• Task description:
Leave out the pictures and print precisely the lines from the line with "Output a JSON" to the final line of the entries, both ends included.

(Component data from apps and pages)
..........

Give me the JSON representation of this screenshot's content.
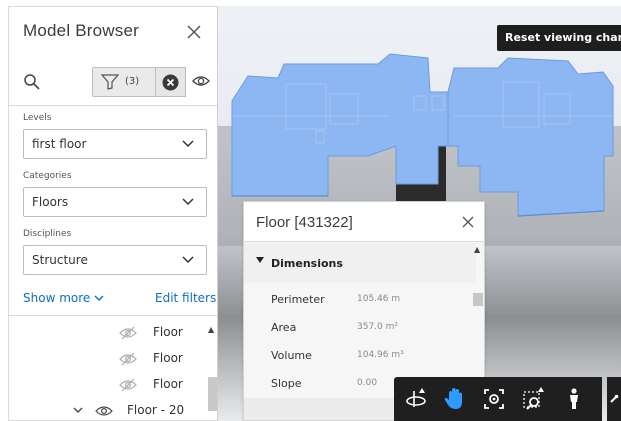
{
  "model_browser": {
    "title": "Model Browser",
    "filter_count": "(3)",
    "filters": [
      {
        "label": "Levels",
        "value": "first floor"
      },
      {
        "label": "Categories",
        "value": "Floors"
      },
      {
        "label": "Disciplines",
        "value": "Structure"
      }
    ],
    "show_more": "Show more",
    "edit_filters": "Edit filters",
    "tree": [
      {
        "label": "Floor"
      },
      {
        "label": "Floor"
      },
      {
        "label": "Floor"
      },
      {
        "label": "Floor - 20"
      }
    ]
  },
  "viewport": {
    "reset_button": "Reset viewing changes"
  },
  "properties": {
    "title": "Floor [431322]",
    "section": "Dimensions",
    "rows": [
      {
        "key": "Perimeter",
        "value": "105.46 m"
      },
      {
        "key": "Area",
        "value": "357.0 m²"
      },
      {
        "key": "Volume",
        "value": "104.96 m³"
      },
      {
        "key": "Slope",
        "value": "0.00"
      }
    ]
  },
  "toolbar": {
    "buttons": [
      "orbit-icon",
      "pan-icon",
      "focus-icon",
      "zoom-window-icon",
      "first-person-icon"
    ],
    "active": "pan-icon",
    "colors": {
      "background": "#1f1f1f",
      "active_icon": "#2e9cff",
      "icon": "#ffffff"
    }
  }
}
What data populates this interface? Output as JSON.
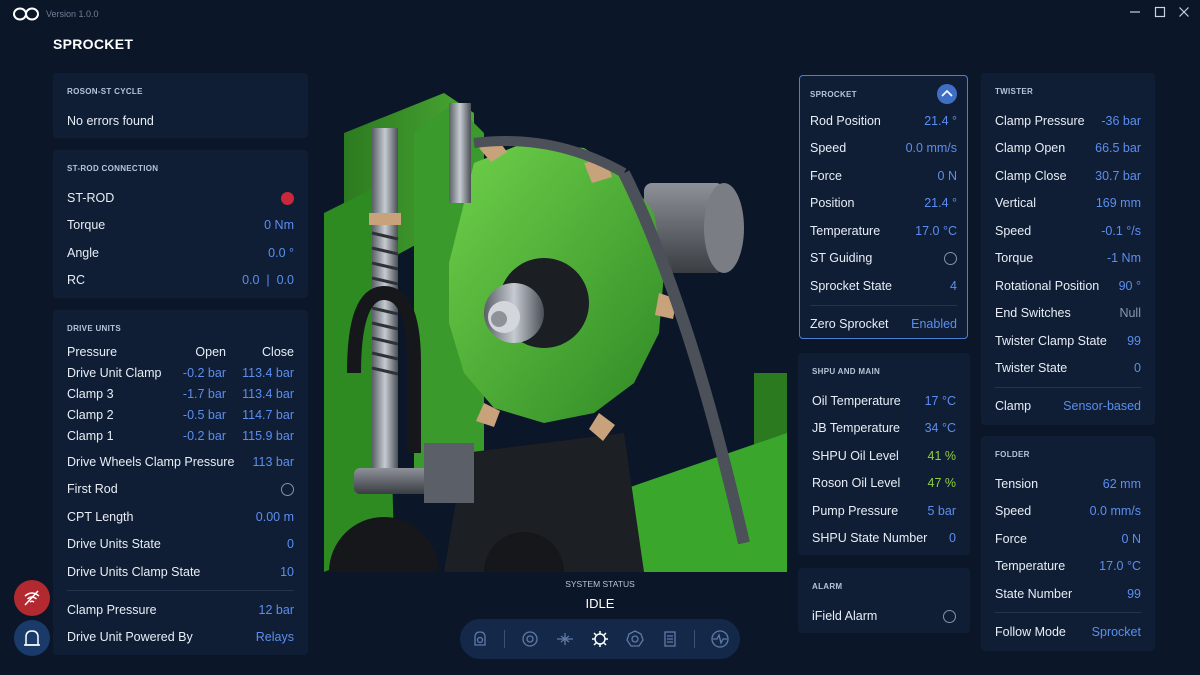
{
  "app": {
    "version": "Version 1.0.0",
    "title": "SPROCKET"
  },
  "window": {
    "minimize": "—",
    "maximize": "☐",
    "close": "✕"
  },
  "roson_cycle": {
    "header": "ROSON-ST CYCLE",
    "message": "No errors found"
  },
  "st_rod": {
    "header": "ST-ROD CONNECTION",
    "rows": [
      {
        "label": "ST-ROD",
        "value": ""
      },
      {
        "label": "Torque",
        "value": "0 Nm"
      },
      {
        "label": "Angle",
        "value": "0.0 °"
      },
      {
        "label": "RC",
        "value": "0.0  |  0.0"
      }
    ]
  },
  "drive_units": {
    "header": "DRIVE UNITS",
    "table_header": {
      "label": "Pressure",
      "open": "Open",
      "close": "Close"
    },
    "table_rows": [
      {
        "label": "Drive Unit Clamp",
        "open": "-0.2 bar",
        "close": "113.4 bar"
      },
      {
        "label": "Clamp 3",
        "open": "-1.7 bar",
        "close": "113.4 bar"
      },
      {
        "label": "Clamp 2",
        "open": "-0.5 bar",
        "close": "114.7 bar"
      },
      {
        "label": "Clamp 1",
        "open": "-0.2 bar",
        "close": "115.9 bar"
      }
    ],
    "rows": [
      {
        "label": "Drive Wheels Clamp Pressure",
        "value": "113 bar"
      },
      {
        "label": "First Rod",
        "value": ""
      },
      {
        "label": "CPT Length",
        "value": "0.00 m"
      },
      {
        "label": "Drive Units State",
        "value": "0"
      },
      {
        "label": "Drive Units Clamp State",
        "value": "10"
      }
    ],
    "footer_rows": [
      {
        "label": "Clamp Pressure",
        "value": "12 bar"
      },
      {
        "label": "Drive Unit Powered By",
        "value": "Relays"
      }
    ]
  },
  "system_status": {
    "label": "SYSTEM STATUS",
    "value": "IDLE"
  },
  "sprocket": {
    "header": "SPROCKET",
    "rows": [
      {
        "label": "Rod Position",
        "value": "21.4 °"
      },
      {
        "label": "Speed",
        "value": "0.0 mm/s"
      },
      {
        "label": "Force",
        "value": "0 N"
      },
      {
        "label": "Position",
        "value": "21.4 °"
      },
      {
        "label": "Temperature",
        "value": "17.0 °C"
      },
      {
        "label": "ST Guiding",
        "value": ""
      },
      {
        "label": "Sprocket State",
        "value": "4"
      }
    ],
    "footer": {
      "label": "Zero Sprocket",
      "value": "Enabled"
    }
  },
  "shpu": {
    "header": "SHPU AND MAIN",
    "rows": [
      {
        "label": "Oil Temperature",
        "value": "17 °C"
      },
      {
        "label": "JB Temperature",
        "value": "34 °C"
      },
      {
        "label": "SHPU Oil Level",
        "value": "41 %"
      },
      {
        "label": "Roson Oil Level",
        "value": "47 %"
      },
      {
        "label": "Pump Pressure",
        "value": "5 bar"
      },
      {
        "label": "SHPU State Number",
        "value": "0"
      }
    ]
  },
  "alarm": {
    "header": "ALARM",
    "label": "iField Alarm"
  },
  "twister": {
    "header": "TWISTER",
    "rows": [
      {
        "label": "Clamp Pressure",
        "value": "-36 bar"
      },
      {
        "label": "Clamp Open",
        "value": "66.5 bar"
      },
      {
        "label": "Clamp Close",
        "value": "30.7 bar"
      },
      {
        "label": "Vertical",
        "value": "169 mm"
      },
      {
        "label": "Speed",
        "value": "-0.1 °/s"
      },
      {
        "label": "Torque",
        "value": "-1 Nm"
      },
      {
        "label": "Rotational Position",
        "value": "90 °"
      },
      {
        "label": "End Switches",
        "value": "Null"
      },
      {
        "label": "Twister Clamp State",
        "value": "99"
      },
      {
        "label": "Twister State",
        "value": "0"
      }
    ],
    "footer": {
      "label": "Clamp",
      "value": "Sensor-based"
    }
  },
  "folder": {
    "header": "FOLDER",
    "rows": [
      {
        "label": "Tension",
        "value": "62 mm"
      },
      {
        "label": "Speed",
        "value": "0.0 mm/s"
      },
      {
        "label": "Force",
        "value": "0 N"
      },
      {
        "label": "Temperature",
        "value": "17.0 °C"
      },
      {
        "label": "State Number",
        "value": "99"
      }
    ],
    "footer": {
      "label": "Follow Mode",
      "value": "Sprocket"
    }
  },
  "colors": {
    "accent": "#5b8ef0",
    "green": "#8fce3f",
    "red": "#c8283a",
    "panel": "#0f1e34",
    "background": "#0b1628"
  }
}
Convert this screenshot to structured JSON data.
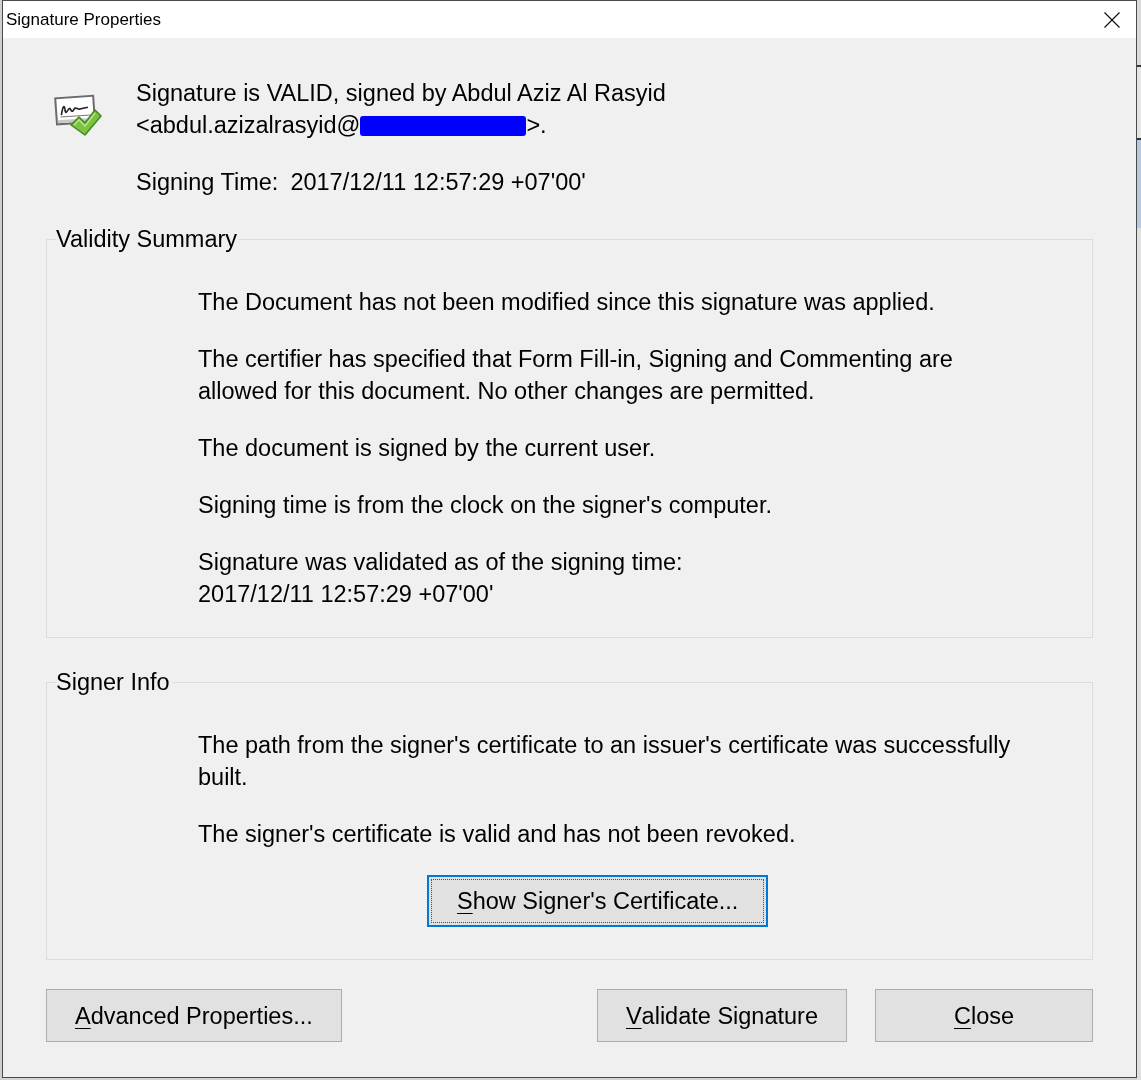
{
  "window": {
    "title": "Signature Properties"
  },
  "header": {
    "status_line": "Signature is VALID, signed by Abdul Aziz Al Rasyid",
    "email_start": "<abdul.azizalrasyid@",
    "email_redacted": true,
    "email_end": ">.",
    "signing_time_label": "Signing Time:",
    "signing_time": "2017/12/11 12:57:29 +07'00'"
  },
  "validity_summary": {
    "title": "Validity Summary",
    "paragraphs": [
      {
        "lines": [
          "The Document has not been modified since this signature was applied."
        ]
      },
      {
        "lines": [
          "The certifier has specified that Form Fill-in, Signing and Commenting are",
          "allowed for this document. No other changes are permitted."
        ]
      },
      {
        "lines": [
          "The document is signed by the current user."
        ]
      },
      {
        "lines": [
          "Signing time is from the clock on the signer's computer."
        ]
      },
      {
        "lines": [
          "Signature was validated as of the signing time:",
          "2017/12/11 12:57:29 +07'00'"
        ]
      }
    ]
  },
  "signer_info": {
    "title": "Signer Info",
    "paragraphs": [
      {
        "lines": [
          "The path from the signer's certificate to an issuer's certificate was successfully",
          "built."
        ]
      },
      {
        "lines": [
          "The signer's certificate is valid and has not been revoked."
        ]
      }
    ],
    "button": {
      "label": [
        {
          "text": "S",
          "underlined": true
        },
        {
          "text": "how Signer's Certificate...",
          "underlined": false
        }
      ],
      "focused": true
    }
  },
  "footer": {
    "left_buttons": [
      {
        "label": [
          {
            "text": "A",
            "underlined": true
          },
          {
            "text": "dvanced Properties...",
            "underlined": false
          }
        ],
        "focused": false
      }
    ],
    "right_buttons": [
      {
        "label": [
          {
            "text": "V",
            "underlined": true
          },
          {
            "text": "alidate Signature",
            "underlined": false
          }
        ],
        "focused": false
      },
      {
        "label": [
          {
            "text": "C",
            "underlined": true
          },
          {
            "text": "lose",
            "underlined": false
          }
        ],
        "focused": false
      }
    ]
  }
}
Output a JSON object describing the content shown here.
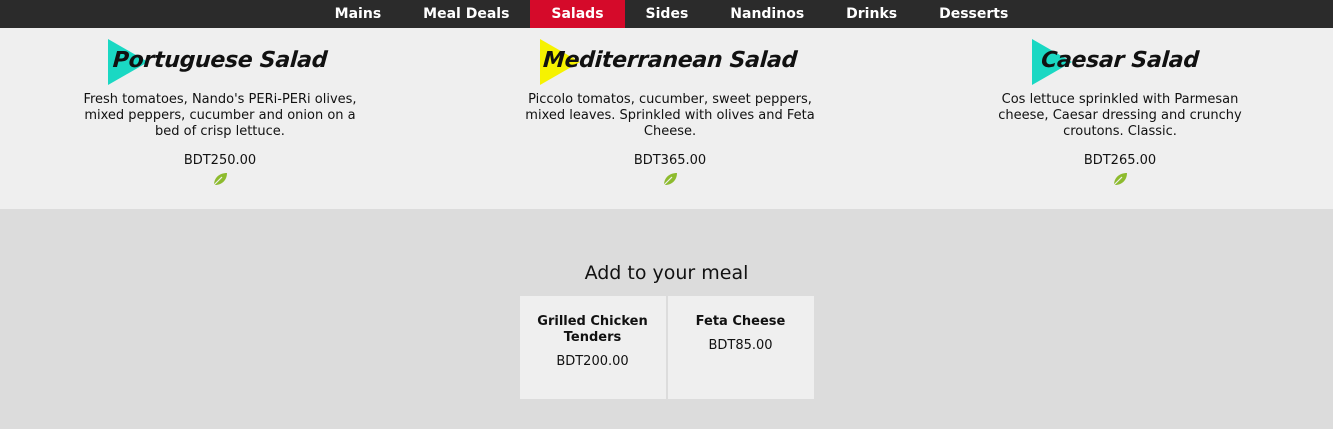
{
  "nav": {
    "items": [
      {
        "label": "Mains"
      },
      {
        "label": "Meal Deals"
      },
      {
        "label": "Salads",
        "active": true
      },
      {
        "label": "Sides"
      },
      {
        "label": "Nandinos"
      },
      {
        "label": "Drinks"
      },
      {
        "label": "Desserts"
      }
    ],
    "active_color": "#d50a2a"
  },
  "products": [
    {
      "title": "Portuguese Salad",
      "description": "Fresh tomatoes, Nando's PERi-PERi olives, mixed peppers, cucumber and onion on a bed of crisp lettuce.",
      "price": "BDT250.00",
      "triangle_color": "#1ad8c3",
      "icon": "leaf-icon"
    },
    {
      "title": "Mediterranean Salad",
      "description": "Piccolo tomatos, cucumber, sweet peppers, mixed leaves. Sprinkled with olives and Feta Cheese.",
      "price": "BDT365.00",
      "triangle_color": "#f6f200",
      "icon": "leaf-icon"
    },
    {
      "title": "Caesar Salad",
      "description": "Cos lettuce sprinkled with Parmesan cheese, Caesar dressing and crunchy croutons. Classic.",
      "price": "BDT265.00",
      "triangle_color": "#1ad8c3",
      "icon": "leaf-icon"
    }
  ],
  "addons": {
    "title": "Add to your meal",
    "items": [
      {
        "name": "Grilled Chicken Tenders",
        "price": "BDT200.00"
      },
      {
        "name": "Feta Cheese",
        "price": "BDT85.00"
      }
    ]
  }
}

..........

• Result:
Output a JSON object describing the content shown here.
{
  "nav": {
    "items": [
      {
        "label": "Mains"
      },
      {
        "label": "Meal Deals"
      },
      {
        "label": "Salads",
        "active": true
      },
      {
        "label": "Sides"
      },
      {
        "label": "Nandinos"
      },
      {
        "label": "Drinks"
      },
      {
        "label": "Desserts"
      }
    ],
    "active_color": "#d50a2a"
  },
  "products": [
    {
      "title": "Portuguese Salad",
      "description": "Fresh tomatoes, Nando's PERi-PERi olives, mixed peppers, cucumber and onion on a bed of crisp lettuce.",
      "price": "BDT250.00",
      "triangle_color": "#1ad8c3",
      "icon": "leaf-icon"
    },
    {
      "title": "Mediterranean Salad",
      "description": "Piccolo tomatos, cucumber, sweet peppers, mixed leaves. Sprinkled with olives and Feta Cheese.",
      "price": "BDT365.00",
      "triangle_color": "#f6f200",
      "icon": "leaf-icon"
    },
    {
      "title": "Caesar Salad",
      "description": "Cos lettuce sprinkled with Parmesan cheese, Caesar dressing and crunchy croutons. Classic.",
      "price": "BDT265.00",
      "triangle_color": "#1ad8c3",
      "icon": "leaf-icon"
    }
  ],
  "addons": {
    "title": "Add to your meal",
    "items": [
      {
        "name": "Grilled Chicken Tenders",
        "price": "BDT200.00"
      },
      {
        "name": "Feta Cheese",
        "price": "BDT85.00"
      }
    ]
  }
}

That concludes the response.